(WTNH) – Thanksgiving preparations can be stressful. We’ve got some helpful tips for you to tackle cooking the big bird.
Establish how many people are coming to dinner, and how big of a bird you’ll need. We’ve provided you with a useful chart below.
There’s no need to splurge. Unless you have religious dietary laws you must follow, you don’t have to overspend.
Make sure to plan ahead. Most people buy frozen turkeys, and thawing requires patience. The safest way to thaw is in the fridge. It takes about 4-5 days for a 20 pound turkey to defrost.
Prepare your bird. Place your turkey on a sheet pan upside down, slice the wrapping and remove. This helps so that if you accidentally slice the skin you won’t cut into the breast meat. Remove the neck and package of giblets, they’ll be in the body or front cavity. Wash your bird, drain the juices, and pat it dry with clean paper towels.

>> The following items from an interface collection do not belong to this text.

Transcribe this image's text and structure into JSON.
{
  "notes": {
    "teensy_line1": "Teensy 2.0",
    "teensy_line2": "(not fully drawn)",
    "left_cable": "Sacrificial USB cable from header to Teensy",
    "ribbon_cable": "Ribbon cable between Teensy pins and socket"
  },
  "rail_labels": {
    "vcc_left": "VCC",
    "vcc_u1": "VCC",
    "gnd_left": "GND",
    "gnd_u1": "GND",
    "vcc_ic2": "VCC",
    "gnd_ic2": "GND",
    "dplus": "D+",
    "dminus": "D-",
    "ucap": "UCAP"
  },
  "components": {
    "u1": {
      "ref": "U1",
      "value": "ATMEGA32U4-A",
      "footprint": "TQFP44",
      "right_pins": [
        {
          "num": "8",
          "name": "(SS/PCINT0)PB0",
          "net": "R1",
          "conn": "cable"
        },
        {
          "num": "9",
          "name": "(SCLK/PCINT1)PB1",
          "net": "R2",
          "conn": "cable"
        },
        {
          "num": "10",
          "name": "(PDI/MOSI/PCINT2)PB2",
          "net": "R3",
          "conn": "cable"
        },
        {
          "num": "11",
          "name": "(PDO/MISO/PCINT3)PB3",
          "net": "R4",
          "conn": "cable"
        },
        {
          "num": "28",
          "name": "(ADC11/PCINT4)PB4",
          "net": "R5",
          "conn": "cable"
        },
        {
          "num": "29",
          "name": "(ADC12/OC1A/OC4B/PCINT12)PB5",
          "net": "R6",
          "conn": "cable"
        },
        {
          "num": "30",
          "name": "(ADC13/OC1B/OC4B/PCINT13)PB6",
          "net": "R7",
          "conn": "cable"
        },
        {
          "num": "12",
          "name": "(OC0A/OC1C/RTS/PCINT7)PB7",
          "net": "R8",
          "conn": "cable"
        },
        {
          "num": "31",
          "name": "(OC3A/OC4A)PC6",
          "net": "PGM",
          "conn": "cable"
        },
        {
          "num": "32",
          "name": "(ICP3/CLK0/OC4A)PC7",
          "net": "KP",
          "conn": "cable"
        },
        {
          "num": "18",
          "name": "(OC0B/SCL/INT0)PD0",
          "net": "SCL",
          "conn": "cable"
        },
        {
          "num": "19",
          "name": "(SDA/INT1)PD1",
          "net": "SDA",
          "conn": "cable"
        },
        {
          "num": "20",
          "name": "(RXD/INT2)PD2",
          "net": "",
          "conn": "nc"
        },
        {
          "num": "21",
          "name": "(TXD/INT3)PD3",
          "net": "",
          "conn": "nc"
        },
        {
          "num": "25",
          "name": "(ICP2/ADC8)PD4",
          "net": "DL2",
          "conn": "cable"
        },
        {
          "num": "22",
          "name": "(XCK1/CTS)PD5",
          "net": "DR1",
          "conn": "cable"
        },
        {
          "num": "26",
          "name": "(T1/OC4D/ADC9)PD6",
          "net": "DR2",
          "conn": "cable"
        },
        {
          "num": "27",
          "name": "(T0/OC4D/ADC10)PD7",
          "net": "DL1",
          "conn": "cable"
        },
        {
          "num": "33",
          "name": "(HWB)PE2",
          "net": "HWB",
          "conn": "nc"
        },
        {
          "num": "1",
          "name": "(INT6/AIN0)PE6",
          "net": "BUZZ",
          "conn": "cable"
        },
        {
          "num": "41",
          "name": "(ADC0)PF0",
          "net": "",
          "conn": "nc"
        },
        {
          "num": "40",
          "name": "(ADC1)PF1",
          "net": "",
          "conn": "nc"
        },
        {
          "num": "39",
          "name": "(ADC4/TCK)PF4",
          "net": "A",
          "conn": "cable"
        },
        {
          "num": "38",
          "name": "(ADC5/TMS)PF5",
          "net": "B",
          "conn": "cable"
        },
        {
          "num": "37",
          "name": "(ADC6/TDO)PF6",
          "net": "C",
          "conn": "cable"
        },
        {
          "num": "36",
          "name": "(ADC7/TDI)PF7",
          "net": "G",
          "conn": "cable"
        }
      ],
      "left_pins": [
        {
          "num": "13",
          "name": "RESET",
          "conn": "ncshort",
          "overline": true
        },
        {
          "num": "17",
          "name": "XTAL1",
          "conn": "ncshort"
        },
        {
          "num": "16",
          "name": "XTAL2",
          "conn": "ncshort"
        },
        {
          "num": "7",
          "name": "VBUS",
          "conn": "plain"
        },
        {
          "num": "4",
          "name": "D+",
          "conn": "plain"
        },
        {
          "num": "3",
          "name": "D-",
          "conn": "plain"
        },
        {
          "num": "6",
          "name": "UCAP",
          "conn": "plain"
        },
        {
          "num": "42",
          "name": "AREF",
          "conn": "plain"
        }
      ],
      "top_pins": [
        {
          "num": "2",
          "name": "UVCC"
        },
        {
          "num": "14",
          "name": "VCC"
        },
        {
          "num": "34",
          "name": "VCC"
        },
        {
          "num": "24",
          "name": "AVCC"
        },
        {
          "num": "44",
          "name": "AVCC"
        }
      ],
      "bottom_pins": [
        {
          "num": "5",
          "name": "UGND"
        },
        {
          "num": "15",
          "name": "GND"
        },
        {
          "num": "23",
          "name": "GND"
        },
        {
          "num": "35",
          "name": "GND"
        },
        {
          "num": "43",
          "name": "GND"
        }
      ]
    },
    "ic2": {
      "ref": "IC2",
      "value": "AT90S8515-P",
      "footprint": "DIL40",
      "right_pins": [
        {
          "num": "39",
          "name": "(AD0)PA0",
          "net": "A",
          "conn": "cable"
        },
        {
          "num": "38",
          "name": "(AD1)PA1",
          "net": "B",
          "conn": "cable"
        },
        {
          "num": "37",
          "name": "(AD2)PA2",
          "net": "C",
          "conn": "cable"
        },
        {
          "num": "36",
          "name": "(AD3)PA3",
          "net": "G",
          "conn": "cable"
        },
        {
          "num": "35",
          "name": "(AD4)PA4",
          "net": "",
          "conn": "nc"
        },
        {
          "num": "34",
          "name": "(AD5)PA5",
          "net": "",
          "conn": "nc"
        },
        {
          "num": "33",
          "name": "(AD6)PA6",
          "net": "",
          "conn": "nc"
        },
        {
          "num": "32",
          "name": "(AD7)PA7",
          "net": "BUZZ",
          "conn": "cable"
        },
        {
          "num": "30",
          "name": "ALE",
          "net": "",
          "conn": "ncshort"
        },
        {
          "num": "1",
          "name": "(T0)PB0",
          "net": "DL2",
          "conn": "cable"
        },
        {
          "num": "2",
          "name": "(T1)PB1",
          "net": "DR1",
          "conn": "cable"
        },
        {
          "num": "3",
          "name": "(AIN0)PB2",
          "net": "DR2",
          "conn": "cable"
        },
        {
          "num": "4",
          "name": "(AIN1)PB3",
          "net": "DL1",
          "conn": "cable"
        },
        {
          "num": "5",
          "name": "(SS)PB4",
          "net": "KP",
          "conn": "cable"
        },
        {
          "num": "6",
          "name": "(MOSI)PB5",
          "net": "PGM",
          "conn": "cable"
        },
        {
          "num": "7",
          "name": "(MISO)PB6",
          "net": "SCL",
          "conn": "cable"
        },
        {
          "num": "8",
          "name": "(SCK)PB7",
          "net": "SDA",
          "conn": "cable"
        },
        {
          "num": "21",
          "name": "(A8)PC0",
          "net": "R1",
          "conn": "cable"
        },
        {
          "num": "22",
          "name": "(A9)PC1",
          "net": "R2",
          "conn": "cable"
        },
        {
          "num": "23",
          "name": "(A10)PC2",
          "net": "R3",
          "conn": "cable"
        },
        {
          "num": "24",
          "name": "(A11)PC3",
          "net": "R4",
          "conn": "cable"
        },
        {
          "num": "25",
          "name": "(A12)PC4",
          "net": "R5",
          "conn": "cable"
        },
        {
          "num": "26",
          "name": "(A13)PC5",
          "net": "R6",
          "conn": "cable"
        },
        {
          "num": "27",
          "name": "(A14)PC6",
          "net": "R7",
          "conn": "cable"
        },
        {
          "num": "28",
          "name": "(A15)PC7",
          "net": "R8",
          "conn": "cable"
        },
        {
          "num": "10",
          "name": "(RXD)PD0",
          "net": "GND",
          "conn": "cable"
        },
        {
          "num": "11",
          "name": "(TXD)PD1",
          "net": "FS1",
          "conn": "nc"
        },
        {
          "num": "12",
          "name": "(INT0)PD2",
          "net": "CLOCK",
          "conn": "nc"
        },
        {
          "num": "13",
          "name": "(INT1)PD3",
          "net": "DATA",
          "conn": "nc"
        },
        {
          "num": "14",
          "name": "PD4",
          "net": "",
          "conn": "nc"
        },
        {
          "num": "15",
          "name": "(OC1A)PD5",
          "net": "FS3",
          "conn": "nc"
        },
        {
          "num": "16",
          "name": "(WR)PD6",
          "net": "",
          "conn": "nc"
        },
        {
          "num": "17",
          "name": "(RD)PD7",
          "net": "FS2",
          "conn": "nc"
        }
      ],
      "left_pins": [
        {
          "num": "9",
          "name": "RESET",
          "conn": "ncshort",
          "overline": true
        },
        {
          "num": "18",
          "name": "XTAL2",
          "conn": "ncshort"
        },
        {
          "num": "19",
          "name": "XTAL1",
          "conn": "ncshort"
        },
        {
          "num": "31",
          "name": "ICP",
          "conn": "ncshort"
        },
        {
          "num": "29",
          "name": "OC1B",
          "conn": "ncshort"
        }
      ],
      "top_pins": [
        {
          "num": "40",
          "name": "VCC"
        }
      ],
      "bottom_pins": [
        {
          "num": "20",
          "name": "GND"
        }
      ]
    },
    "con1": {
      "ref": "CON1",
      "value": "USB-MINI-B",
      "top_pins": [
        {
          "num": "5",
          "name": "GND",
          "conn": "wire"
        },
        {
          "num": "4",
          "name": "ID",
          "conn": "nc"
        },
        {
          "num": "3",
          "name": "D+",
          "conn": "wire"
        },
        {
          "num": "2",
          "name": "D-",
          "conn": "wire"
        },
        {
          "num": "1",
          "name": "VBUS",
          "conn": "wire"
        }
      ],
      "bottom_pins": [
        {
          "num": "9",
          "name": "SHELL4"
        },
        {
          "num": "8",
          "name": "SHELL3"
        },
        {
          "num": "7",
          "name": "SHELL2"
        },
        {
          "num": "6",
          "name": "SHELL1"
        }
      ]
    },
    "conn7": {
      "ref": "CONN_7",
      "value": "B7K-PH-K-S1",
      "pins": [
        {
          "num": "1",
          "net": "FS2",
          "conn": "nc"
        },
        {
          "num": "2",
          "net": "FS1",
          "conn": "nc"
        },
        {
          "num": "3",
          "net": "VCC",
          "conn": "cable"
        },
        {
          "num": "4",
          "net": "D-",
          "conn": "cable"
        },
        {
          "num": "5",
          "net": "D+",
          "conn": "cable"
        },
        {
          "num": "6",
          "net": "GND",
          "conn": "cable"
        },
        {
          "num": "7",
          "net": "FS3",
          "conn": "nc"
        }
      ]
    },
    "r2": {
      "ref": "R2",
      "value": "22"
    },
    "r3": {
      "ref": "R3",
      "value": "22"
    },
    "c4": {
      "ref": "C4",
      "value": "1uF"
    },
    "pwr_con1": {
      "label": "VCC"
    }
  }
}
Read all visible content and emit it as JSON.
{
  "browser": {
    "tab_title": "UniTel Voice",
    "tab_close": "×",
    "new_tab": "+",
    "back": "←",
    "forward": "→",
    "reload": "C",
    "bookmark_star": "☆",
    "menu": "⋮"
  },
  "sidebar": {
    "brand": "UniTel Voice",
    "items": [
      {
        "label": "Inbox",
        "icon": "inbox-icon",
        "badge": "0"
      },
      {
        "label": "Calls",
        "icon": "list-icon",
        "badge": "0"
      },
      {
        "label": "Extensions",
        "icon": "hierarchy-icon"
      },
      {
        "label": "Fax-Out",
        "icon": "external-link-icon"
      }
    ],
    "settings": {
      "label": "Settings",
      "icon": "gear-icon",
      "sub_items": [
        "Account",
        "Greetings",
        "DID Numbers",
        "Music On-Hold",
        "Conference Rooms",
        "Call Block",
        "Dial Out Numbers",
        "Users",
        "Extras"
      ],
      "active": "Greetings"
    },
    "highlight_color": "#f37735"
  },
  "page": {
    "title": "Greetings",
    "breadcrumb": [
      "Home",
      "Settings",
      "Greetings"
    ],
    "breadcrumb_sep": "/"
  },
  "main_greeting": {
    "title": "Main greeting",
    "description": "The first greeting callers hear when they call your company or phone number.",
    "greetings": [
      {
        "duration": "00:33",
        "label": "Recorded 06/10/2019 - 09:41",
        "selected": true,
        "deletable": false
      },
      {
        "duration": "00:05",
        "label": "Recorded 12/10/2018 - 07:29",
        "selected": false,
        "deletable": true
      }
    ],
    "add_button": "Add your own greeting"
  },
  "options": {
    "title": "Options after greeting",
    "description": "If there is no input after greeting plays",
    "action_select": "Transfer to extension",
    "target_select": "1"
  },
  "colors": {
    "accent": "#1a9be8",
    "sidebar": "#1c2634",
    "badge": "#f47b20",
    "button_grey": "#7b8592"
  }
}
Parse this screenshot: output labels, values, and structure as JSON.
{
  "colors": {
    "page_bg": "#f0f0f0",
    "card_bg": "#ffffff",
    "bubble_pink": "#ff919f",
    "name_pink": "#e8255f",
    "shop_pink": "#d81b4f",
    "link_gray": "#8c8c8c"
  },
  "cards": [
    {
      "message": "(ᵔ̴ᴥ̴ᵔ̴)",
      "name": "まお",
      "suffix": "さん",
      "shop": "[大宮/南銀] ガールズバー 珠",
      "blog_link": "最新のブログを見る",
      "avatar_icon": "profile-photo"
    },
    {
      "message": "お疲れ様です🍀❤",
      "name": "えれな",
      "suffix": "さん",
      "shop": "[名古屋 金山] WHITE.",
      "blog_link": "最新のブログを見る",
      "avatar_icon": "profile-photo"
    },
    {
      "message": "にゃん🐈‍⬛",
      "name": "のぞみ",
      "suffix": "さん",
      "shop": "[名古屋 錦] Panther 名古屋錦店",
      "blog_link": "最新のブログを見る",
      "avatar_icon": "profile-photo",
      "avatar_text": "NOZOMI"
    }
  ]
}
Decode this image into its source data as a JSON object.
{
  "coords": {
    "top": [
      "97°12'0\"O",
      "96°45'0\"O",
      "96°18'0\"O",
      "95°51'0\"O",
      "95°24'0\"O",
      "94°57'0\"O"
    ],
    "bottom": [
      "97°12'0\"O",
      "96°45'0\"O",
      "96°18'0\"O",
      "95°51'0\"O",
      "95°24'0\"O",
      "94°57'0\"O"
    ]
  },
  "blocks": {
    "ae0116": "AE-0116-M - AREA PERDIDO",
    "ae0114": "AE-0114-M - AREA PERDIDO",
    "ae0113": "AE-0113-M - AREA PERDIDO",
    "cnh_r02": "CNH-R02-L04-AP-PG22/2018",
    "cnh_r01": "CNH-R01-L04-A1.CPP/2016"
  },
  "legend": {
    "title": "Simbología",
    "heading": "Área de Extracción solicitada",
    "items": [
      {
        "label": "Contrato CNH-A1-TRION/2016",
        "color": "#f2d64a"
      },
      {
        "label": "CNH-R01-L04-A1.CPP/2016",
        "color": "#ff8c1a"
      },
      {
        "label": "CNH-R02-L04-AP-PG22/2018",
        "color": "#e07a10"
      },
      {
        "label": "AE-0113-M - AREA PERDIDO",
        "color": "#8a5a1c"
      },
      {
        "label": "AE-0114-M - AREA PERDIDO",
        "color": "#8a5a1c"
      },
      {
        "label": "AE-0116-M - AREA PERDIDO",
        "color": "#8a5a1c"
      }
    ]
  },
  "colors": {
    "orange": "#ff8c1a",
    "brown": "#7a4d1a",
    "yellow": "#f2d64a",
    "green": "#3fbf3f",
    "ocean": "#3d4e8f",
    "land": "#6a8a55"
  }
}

Preheat oven to 325 degrees F. The average turkey weighs between 17-20 pounds which calculates cooking time between 3-4 hours. Here is a helpful conversion calculator.
Don’t forget to brine! Brining, or soaking your bird in a marinade makes meat juicy and flavorful. A basic brine includes water or stock, salt, herbs and spices. Here is a great recipe.
Rub the turkey with oil or butter. Season it with salt, pepper, and herbs. Instead of frequently opening oven doors when basting (which can dry out your bird), the oil or butter will keep your turkey moist. You can also put pats of butter under the skin.
Keep the stuffing on the side. Turkey will cook evenly if it’s not overstuffed. A stuffed turkey takes longer to cook, resulting in drier meat. Instead, fill the cavity with vegetables like onion, carrots, celery, garlic, and parsley.
Keep the oven shut! Resist peeking in the oven. Frequently opening the oven fluctuates cooking temperatures. This increases the chances of a dry bird. Check your temperatures, the turkey will be fully cooked at 165-170 degrees F in the breast.
Cover with foil after taking it out of the oven. This will keep the meat hot and lock in the juices. Don’t cover the turkey too tightly, we don’t want it to steam under the foil.